The feasibility study grant analyzes all aspects of a commercial or community wind project, including the technical, environmental, regulatory, and financial aspects. Public outreach and stakeholder engagement is required as part of the feasibility study. In addition, a detailed wind resource assessment is required, and additional funding is available for that piece. Acoustic studies may qualify for additional funding and should follow MassCEC's Acoustic Methodology for Wind Projects. A public entity may apply for business planning grants, which take place after the feasibility study. Funding levels (with associated cost shares) are as follows:
- Feasibility Study, Public Entity: $50,000 maximum grant with 5% cost share.
- Feasibility Study, Non-Public Entity: $40,000 maximum grant with 20% cost share.
- Wind Monitoring Equipment Adder, Public Entity: $20,000 with 5% cost share.
- Wind Monitoring Equipment Adder, Non-Public Entity: $15,000 with 20% cost share.
- Acoustic Study Grant, Public Entity: $15,000 maximum grant and no cost share.
- Acoustic Study Grant, Non-Public Entity: $12,000 maximum grant with 20% cost share.
- Business Planning Adder, Public Entity Only: $15,000 maximum grant with 5% cost share.
Finally, development grants are available for both commercial and community wind projects. These grants may be used for activities such as permitting, evaluating environmental impacts, performing geotechnical or interconnection studies, and public outreach. Funding levels (with associated cost shares) are as follows:
- Development grant - commercial wind project, non-public entities only: $250,000 maximum grant with 40% cost share.
- Development grant - community wind project, public entity: $250,000 maximum grant with 5% cost share.
- Development grant - community wind project, non-public entity: $200,000 maximum grant with 25% cost share.

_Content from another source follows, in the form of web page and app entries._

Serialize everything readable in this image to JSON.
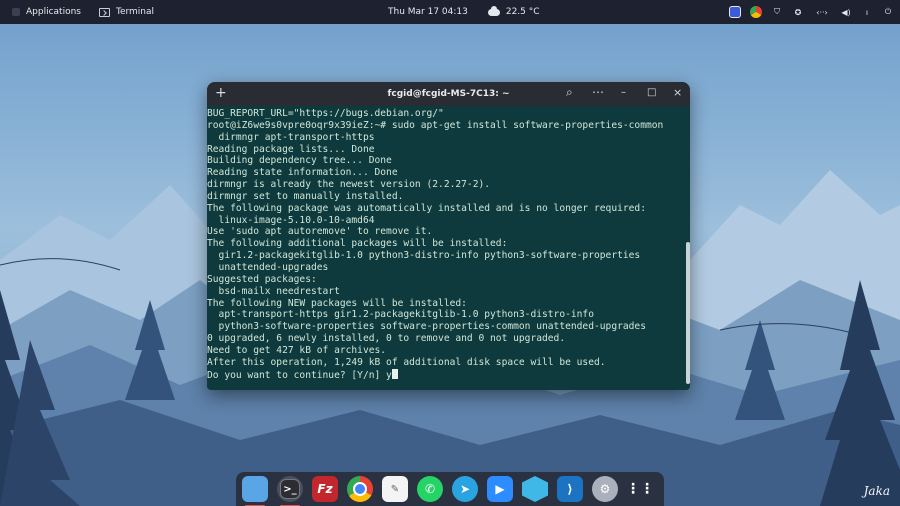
{
  "topbar": {
    "applications_label": "Applications",
    "active_app_label": "Terminal",
    "clock": "Thu Mar 17  04:13",
    "weather": "22.5 °C",
    "tray_icons": [
      "app-indicator-icon",
      "chrome-icon",
      "shield-icon",
      "accessibility-icon",
      "network-icon",
      "volume-icon",
      "microphone-icon",
      "power-icon"
    ]
  },
  "terminal": {
    "title": "fcgid@fcgid-MS-7C13: ~",
    "new_tab_symbol": "+",
    "search_symbol": "⌕",
    "menu_symbol": "⋯",
    "minimize_symbol": "–",
    "maximize_symbol": "□",
    "close_symbol": "×",
    "lines": [
      "BUG_REPORT_URL=\"https://bugs.debian.org/\"",
      "root@iZ6we9s0vpre0oqr9x39ieZ:~# sudo apt-get install software-properties-common",
      "  dirmngr apt-transport-https",
      "Reading package lists... Done",
      "Building dependency tree... Done",
      "Reading state information... Done",
      "dirmngr is already the newest version (2.2.27-2).",
      "dirmngr set to manually installed.",
      "The following package was automatically installed and is no longer required:",
      "  linux-image-5.10.0-10-amd64",
      "Use 'sudo apt autoremove' to remove it.",
      "The following additional packages will be installed:",
      "  gir1.2-packagekitglib-1.0 python3-distro-info python3-software-properties",
      "  unattended-upgrades",
      "Suggested packages:",
      "  bsd-mailx needrestart",
      "The following NEW packages will be installed:",
      "  apt-transport-https gir1.2-packagekitglib-1.0 python3-distro-info",
      "  python3-software-properties software-properties-common unattended-upgrades",
      "0 upgraded, 6 newly installed, 0 to remove and 0 not upgraded.",
      "Need to get 427 kB of archives.",
      "After this operation, 1,249 kB of additional disk space will be used.",
      "Do you want to continue? [Y/n] y"
    ]
  },
  "dock": {
    "apps": [
      {
        "name": "files",
        "glyph": ""
      },
      {
        "name": "terminal",
        "glyph": ">_"
      },
      {
        "name": "filezilla",
        "glyph": "Fz"
      },
      {
        "name": "chrome",
        "glyph": ""
      },
      {
        "name": "text-editor",
        "glyph": "✎"
      },
      {
        "name": "whatsapp",
        "glyph": "✆"
      },
      {
        "name": "telegram",
        "glyph": "➤"
      },
      {
        "name": "zoom",
        "glyph": "▶"
      },
      {
        "name": "hex-app",
        "glyph": "⬡"
      },
      {
        "name": "vscode",
        "glyph": "⟩"
      },
      {
        "name": "settings",
        "glyph": "⚙"
      },
      {
        "name": "app-grid",
        "glyph": "⋮⋮⋮"
      }
    ]
  },
  "signature": "Jaka"
}
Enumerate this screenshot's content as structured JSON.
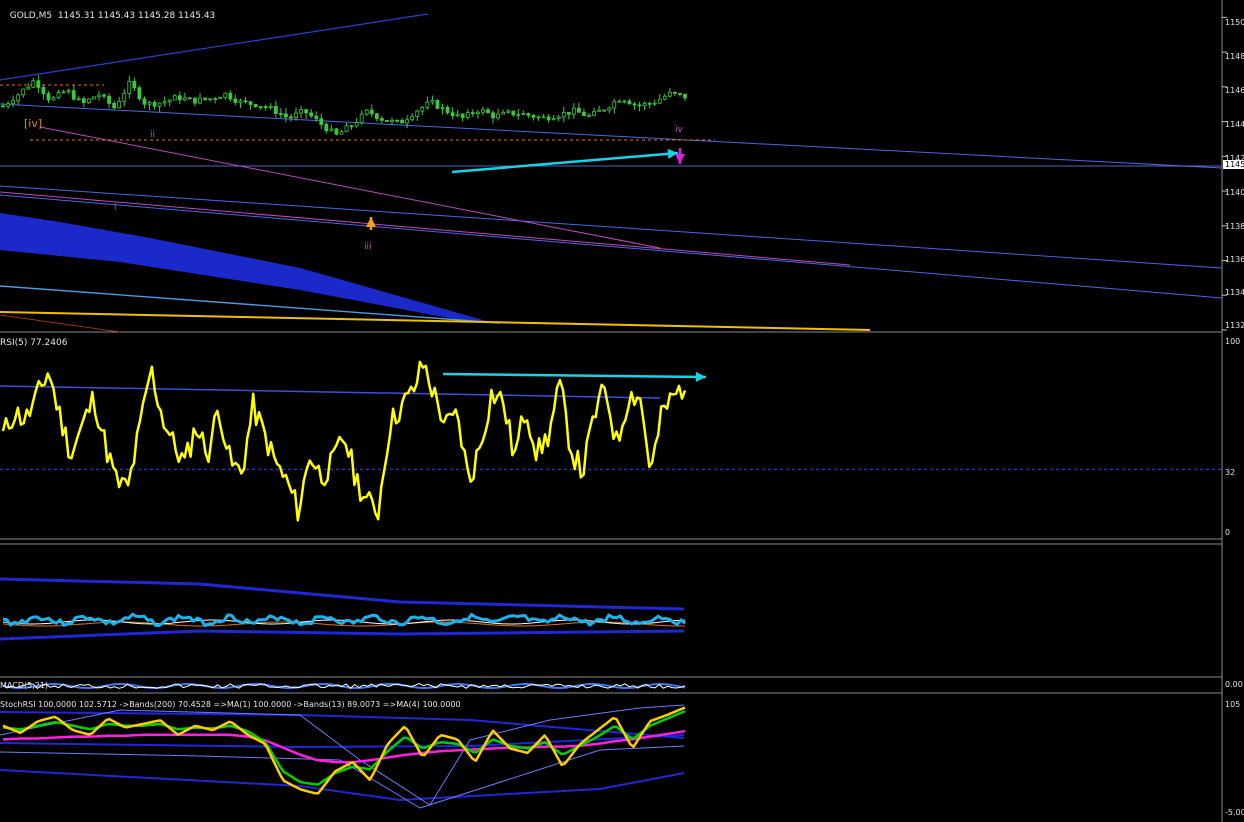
{
  "main_panel": {
    "symbol_label": "GOLD,M5",
    "ohlc": "1145.31 1145.43 1145.28 1145.43",
    "price_ticks": [
      "1150",
      "1148",
      "1146",
      "1144",
      "1142",
      "1140",
      "1138",
      "1136",
      "1134",
      "1132"
    ],
    "current_price_marker": "1145",
    "wave_labels": [
      "[iv]",
      "ii",
      "iii",
      "iv",
      "i"
    ],
    "colors": {
      "bull_candle": "#3cc83c",
      "bear_candle": "#3cc83c",
      "arrow": "#19d2e6",
      "wave_label_iv_bracket": "#e08a1c",
      "wave_label": "#c84ac8",
      "channel": "#3a4ee0"
    }
  },
  "rsi_panel": {
    "title": "RSI(5) 77.2406",
    "levels": [
      "100",
      "32",
      "0"
    ],
    "colors": {
      "line": "#ffff00",
      "arrow": "#19d2e6",
      "level": "#3a4ee0"
    }
  },
  "ma_panel": {
    "title": "",
    "colors": {
      "band": "#1e28d8",
      "line": "#19b4f0"
    }
  },
  "macd_panel": {
    "title": "MACD(5,21)",
    "values": "0.00",
    "colors": {
      "line": "#ffffff",
      "signal": "#3c78ff"
    }
  },
  "stoch_panel": {
    "title": "StochRSI 100.0000 102.5712 ->Bands(200) 70.4528 =>MA(1) 100.0000 ->Bands(13) 89.0073 =>MA(4) 100.0000",
    "levels": [
      "105",
      "-5.00"
    ],
    "colors": {
      "fast": "#ffcc00",
      "slow": "#00d000",
      "ma": "#ff1ee6",
      "band": "#1e28d8",
      "thin_band": "#6a7cff"
    }
  },
  "chart_data": [
    {
      "type": "candlestick",
      "title": "GOLD,M5",
      "ylim": [
        1132,
        1151
      ],
      "y_ticks": [
        1150,
        1148,
        1146,
        1144,
        1142,
        1140,
        1138,
        1136,
        1134,
        1132
      ],
      "close_path": [
        1144.9,
        1145.6,
        1146.4,
        1145.2,
        1145.8,
        1145.0,
        1145.6,
        1144.8,
        1146.2,
        1145.0,
        1145.1,
        1145.4,
        1145.2,
        1145.3,
        1145.6,
        1145.1,
        1145.0,
        1144.7,
        1144.2,
        1144.6,
        1143.9,
        1143.2,
        1143.8,
        1144.6,
        1144.1,
        1143.9,
        1144.6,
        1145.1,
        1144.6,
        1144.2,
        1144.7,
        1144.3,
        1144.5,
        1144.4,
        1144.2,
        1144.4,
        1144.6,
        1144.3,
        1144.8,
        1145.4,
        1144.9,
        1145.1,
        1145.6,
        1145.43
      ]
    },
    {
      "type": "line",
      "title": "RSI(5) 77.2406",
      "ylim": [
        0,
        100
      ],
      "levels": [
        32
      ],
      "series": [
        {
          "name": "RSI(5)",
          "values": [
            50,
            62,
            58,
            70,
            84,
            60,
            40,
            55,
            70,
            45,
            25,
            22,
            52,
            85,
            60,
            45,
            35,
            55,
            40,
            65,
            35,
            30,
            65,
            50,
            35,
            25,
            10,
            40,
            28,
            35,
            50,
            28,
            15,
            10,
            55,
            65,
            72,
            88,
            70,
            55,
            60,
            25,
            45,
            72,
            68,
            38,
            65,
            40,
            50,
            76,
            42,
            30,
            60,
            75,
            45,
            70,
            72,
            30,
            62,
            70,
            77
          ]
        }
      ]
    },
    {
      "type": "line",
      "title": "StochRSI",
      "ylim": [
        -5,
        105
      ],
      "series": [
        {
          "name": "StochRSI",
          "values": [
            80,
            72,
            85,
            90,
            75,
            70,
            88,
            78,
            82,
            86,
            70,
            80,
            75,
            85,
            70,
            60,
            20,
            10,
            5,
            30,
            40,
            20,
            60,
            80,
            45,
            70,
            65,
            40,
            75,
            55,
            50,
            70,
            35,
            60,
            75,
            90,
            55,
            85,
            92,
            100
          ]
        },
        {
          "name": "MA(4)",
          "values": [
            78,
            76,
            80,
            84,
            80,
            76,
            82,
            80,
            80,
            82,
            76,
            78,
            77,
            80,
            74,
            62,
            30,
            18,
            15,
            28,
            35,
            32,
            52,
            68,
            55,
            62,
            60,
            50,
            65,
            58,
            55,
            62,
            48,
            58,
            68,
            80,
            65,
            80,
            88,
            96
          ]
        },
        {
          "name": "MA(1)",
          "values": [
            65,
            66,
            66,
            67,
            68,
            68,
            69,
            69,
            70,
            70,
            70,
            70,
            70,
            70,
            68,
            64,
            56,
            48,
            42,
            40,
            40,
            42,
            45,
            48,
            50,
            52,
            53,
            54,
            55,
            56,
            56,
            57,
            57,
            58,
            60,
            63,
            65,
            68,
            71,
            74
          ]
        }
      ]
    }
  ]
}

All applications must be submitted electronically. Interested applicants should review the full program documentation, solicitations, and applications.